[Records excerpted from a collection]
+++++

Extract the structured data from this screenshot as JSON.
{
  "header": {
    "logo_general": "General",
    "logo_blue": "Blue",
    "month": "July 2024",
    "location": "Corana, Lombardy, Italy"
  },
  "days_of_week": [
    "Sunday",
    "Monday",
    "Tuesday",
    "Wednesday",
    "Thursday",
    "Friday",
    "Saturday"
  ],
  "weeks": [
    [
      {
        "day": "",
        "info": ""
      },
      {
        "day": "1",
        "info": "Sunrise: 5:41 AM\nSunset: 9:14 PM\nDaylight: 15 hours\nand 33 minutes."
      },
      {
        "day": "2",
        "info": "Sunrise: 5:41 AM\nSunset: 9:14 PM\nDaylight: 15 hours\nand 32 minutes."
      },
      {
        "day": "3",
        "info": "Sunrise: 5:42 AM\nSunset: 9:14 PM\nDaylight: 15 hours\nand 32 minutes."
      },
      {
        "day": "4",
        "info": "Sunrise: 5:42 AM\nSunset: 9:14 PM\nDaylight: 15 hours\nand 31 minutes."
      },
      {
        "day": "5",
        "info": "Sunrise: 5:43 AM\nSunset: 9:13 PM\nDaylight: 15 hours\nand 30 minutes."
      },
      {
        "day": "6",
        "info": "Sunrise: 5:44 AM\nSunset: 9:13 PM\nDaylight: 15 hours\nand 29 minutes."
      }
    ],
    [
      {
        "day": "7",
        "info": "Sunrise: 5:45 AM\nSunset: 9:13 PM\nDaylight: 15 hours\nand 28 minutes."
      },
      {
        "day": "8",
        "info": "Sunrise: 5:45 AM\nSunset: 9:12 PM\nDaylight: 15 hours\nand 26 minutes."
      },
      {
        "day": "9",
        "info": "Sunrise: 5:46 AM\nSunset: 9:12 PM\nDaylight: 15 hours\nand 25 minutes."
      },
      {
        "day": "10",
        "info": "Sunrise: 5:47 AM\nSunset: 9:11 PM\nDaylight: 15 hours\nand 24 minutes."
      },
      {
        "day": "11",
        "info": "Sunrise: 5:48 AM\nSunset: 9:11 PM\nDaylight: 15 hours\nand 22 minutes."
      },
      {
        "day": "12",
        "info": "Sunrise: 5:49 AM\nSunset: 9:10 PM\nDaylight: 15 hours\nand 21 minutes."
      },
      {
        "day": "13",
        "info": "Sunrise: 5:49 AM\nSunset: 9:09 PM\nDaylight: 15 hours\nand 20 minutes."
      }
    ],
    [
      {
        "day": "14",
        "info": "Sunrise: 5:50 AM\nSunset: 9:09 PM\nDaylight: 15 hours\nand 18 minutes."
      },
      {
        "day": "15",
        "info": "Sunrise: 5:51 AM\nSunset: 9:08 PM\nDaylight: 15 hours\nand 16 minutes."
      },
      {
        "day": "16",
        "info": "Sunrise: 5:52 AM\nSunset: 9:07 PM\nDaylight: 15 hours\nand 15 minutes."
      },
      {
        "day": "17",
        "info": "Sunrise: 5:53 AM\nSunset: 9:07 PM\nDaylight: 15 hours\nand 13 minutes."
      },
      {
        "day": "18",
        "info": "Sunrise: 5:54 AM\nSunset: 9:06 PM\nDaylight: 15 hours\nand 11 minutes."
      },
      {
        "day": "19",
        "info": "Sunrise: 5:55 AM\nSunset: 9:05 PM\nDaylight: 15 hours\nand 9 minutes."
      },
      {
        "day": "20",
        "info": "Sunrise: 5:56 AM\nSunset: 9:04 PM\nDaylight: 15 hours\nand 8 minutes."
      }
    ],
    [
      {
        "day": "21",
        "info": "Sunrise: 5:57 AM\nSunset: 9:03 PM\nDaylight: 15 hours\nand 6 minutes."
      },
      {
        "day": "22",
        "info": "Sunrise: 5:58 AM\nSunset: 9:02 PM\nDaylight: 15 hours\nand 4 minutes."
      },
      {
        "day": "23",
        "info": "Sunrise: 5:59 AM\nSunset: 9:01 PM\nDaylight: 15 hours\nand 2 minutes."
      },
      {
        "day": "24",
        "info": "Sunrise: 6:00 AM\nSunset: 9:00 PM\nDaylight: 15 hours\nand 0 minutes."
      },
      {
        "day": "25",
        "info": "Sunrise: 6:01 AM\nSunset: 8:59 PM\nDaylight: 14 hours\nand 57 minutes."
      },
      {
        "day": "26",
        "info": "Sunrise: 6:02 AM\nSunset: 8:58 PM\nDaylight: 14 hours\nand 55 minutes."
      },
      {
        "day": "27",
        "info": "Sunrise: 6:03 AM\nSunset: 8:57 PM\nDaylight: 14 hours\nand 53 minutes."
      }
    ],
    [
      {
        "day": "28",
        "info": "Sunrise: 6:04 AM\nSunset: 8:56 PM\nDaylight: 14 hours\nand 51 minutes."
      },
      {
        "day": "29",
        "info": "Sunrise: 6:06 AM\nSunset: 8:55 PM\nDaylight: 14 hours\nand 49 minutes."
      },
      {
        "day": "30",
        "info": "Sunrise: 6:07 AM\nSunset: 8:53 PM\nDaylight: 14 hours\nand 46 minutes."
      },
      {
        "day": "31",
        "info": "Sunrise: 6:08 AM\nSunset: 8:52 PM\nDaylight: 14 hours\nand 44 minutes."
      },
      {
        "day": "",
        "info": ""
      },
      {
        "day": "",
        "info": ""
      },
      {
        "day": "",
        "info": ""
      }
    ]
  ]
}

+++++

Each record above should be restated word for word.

* _Your solution_:
Extract the structured data from this screenshot as JSON.
{
  "header": {
    "logo_general": "General",
    "logo_blue": "Blue",
    "month": "July 2024",
    "location": "Corana, Lombardy, Italy"
  },
  "days_of_week": [
    "Sunday",
    "Monday",
    "Tuesday",
    "Wednesday",
    "Thursday",
    "Friday",
    "Saturday"
  ],
  "weeks": [
    [
      {
        "day": "",
        "info": ""
      },
      {
        "day": "1",
        "info": "Sunrise: 5:41 AM\nSunset: 9:14 PM\nDaylight: 15 hours\nand 33 minutes."
      },
      {
        "day": "2",
        "info": "Sunrise: 5:41 AM\nSunset: 9:14 PM\nDaylight: 15 hours\nand 32 minutes."
      },
      {
        "day": "3",
        "info": "Sunrise: 5:42 AM\nSunset: 9:14 PM\nDaylight: 15 hours\nand 32 minutes."
      },
      {
        "day": "4",
        "info": "Sunrise: 5:42 AM\nSunset: 9:14 PM\nDaylight: 15 hours\nand 31 minutes."
      },
      {
        "day": "5",
        "info": "Sunrise: 5:43 AM\nSunset: 9:13 PM\nDaylight: 15 hours\nand 30 minutes."
      },
      {
        "day": "6",
        "info": "Sunrise: 5:44 AM\nSunset: 9:13 PM\nDaylight: 15 hours\nand 29 minutes."
      }
    ],
    [
      {
        "day": "7",
        "info": "Sunrise: 5:45 AM\nSunset: 9:13 PM\nDaylight: 15 hours\nand 28 minutes."
      },
      {
        "day": "8",
        "info": "Sunrise: 5:45 AM\nSunset: 9:12 PM\nDaylight: 15 hours\nand 26 minutes."
      },
      {
        "day": "9",
        "info": "Sunrise: 5:46 AM\nSunset: 9:12 PM\nDaylight: 15 hours\nand 25 minutes."
      },
      {
        "day": "10",
        "info": "Sunrise: 5:47 AM\nSunset: 9:11 PM\nDaylight: 15 hours\nand 24 minutes."
      },
      {
        "day": "11",
        "info": "Sunrise: 5:48 AM\nSunset: 9:11 PM\nDaylight: 15 hours\nand 22 minutes."
      },
      {
        "day": "12",
        "info": "Sunrise: 5:49 AM\nSunset: 9:10 PM\nDaylight: 15 hours\nand 21 minutes."
      },
      {
        "day": "13",
        "info": "Sunrise: 5:49 AM\nSunset: 9:09 PM\nDaylight: 15 hours\nand 20 minutes."
      }
    ],
    [
      {
        "day": "14",
        "info": "Sunrise: 5:50 AM\nSunset: 9:09 PM\nDaylight: 15 hours\nand 18 minutes."
      },
      {
        "day": "15",
        "info": "Sunrise: 5:51 AM\nSunset: 9:08 PM\nDaylight: 15 hours\nand 16 minutes."
      },
      {
        "day": "16",
        "info": "Sunrise: 5:52 AM\nSunset: 9:07 PM\nDaylight: 15 hours\nand 15 minutes."
      },
      {
        "day": "17",
        "info": "Sunrise: 5:53 AM\nSunset: 9:07 PM\nDaylight: 15 hours\nand 13 minutes."
      },
      {
        "day": "18",
        "info": "Sunrise: 5:54 AM\nSunset: 9:06 PM\nDaylight: 15 hours\nand 11 minutes."
      },
      {
        "day": "19",
        "info": "Sunrise: 5:55 AM\nSunset: 9:05 PM\nDaylight: 15 hours\nand 9 minutes."
      },
      {
        "day": "20",
        "info": "Sunrise: 5:56 AM\nSunset: 9:04 PM\nDaylight: 15 hours\nand 8 minutes."
      }
    ],
    [
      {
        "day": "21",
        "info": "Sunrise: 5:57 AM\nSunset: 9:03 PM\nDaylight: 15 hours\nand 6 minutes."
      },
      {
        "day": "22",
        "info": "Sunrise: 5:58 AM\nSunset: 9:02 PM\nDaylight: 15 hours\nand 4 minutes."
      },
      {
        "day": "23",
        "info": "Sunrise: 5:59 AM\nSunset: 9:01 PM\nDaylight: 15 hours\nand 2 minutes."
      },
      {
        "day": "24",
        "info": "Sunrise: 6:00 AM\nSunset: 9:00 PM\nDaylight: 15 hours\nand 0 minutes."
      },
      {
        "day": "25",
        "info": "Sunrise: 6:01 AM\nSunset: 8:59 PM\nDaylight: 14 hours\nand 57 minutes."
      },
      {
        "day": "26",
        "info": "Sunrise: 6:02 AM\nSunset: 8:58 PM\nDaylight: 14 hours\nand 55 minutes."
      },
      {
        "day": "27",
        "info": "Sunrise: 6:03 AM\nSunset: 8:57 PM\nDaylight: 14 hours\nand 53 minutes."
      }
    ],
    [
      {
        "day": "28",
        "info": "Sunrise: 6:04 AM\nSunset: 8:56 PM\nDaylight: 14 hours\nand 51 minutes."
      },
      {
        "day": "29",
        "info": "Sunrise: 6:06 AM\nSunset: 8:55 PM\nDaylight: 14 hours\nand 49 minutes."
      },
      {
        "day": "30",
        "info": "Sunrise: 6:07 AM\nSunset: 8:53 PM\nDaylight: 14 hours\nand 46 minutes."
      },
      {
        "day": "31",
        "info": "Sunrise: 6:08 AM\nSunset: 8:52 PM\nDaylight: 14 hours\nand 44 minutes."
      },
      {
        "day": "",
        "info": ""
      },
      {
        "day": "",
        "info": ""
      },
      {
        "day": "",
        "info": ""
      }
    ]
  ]
}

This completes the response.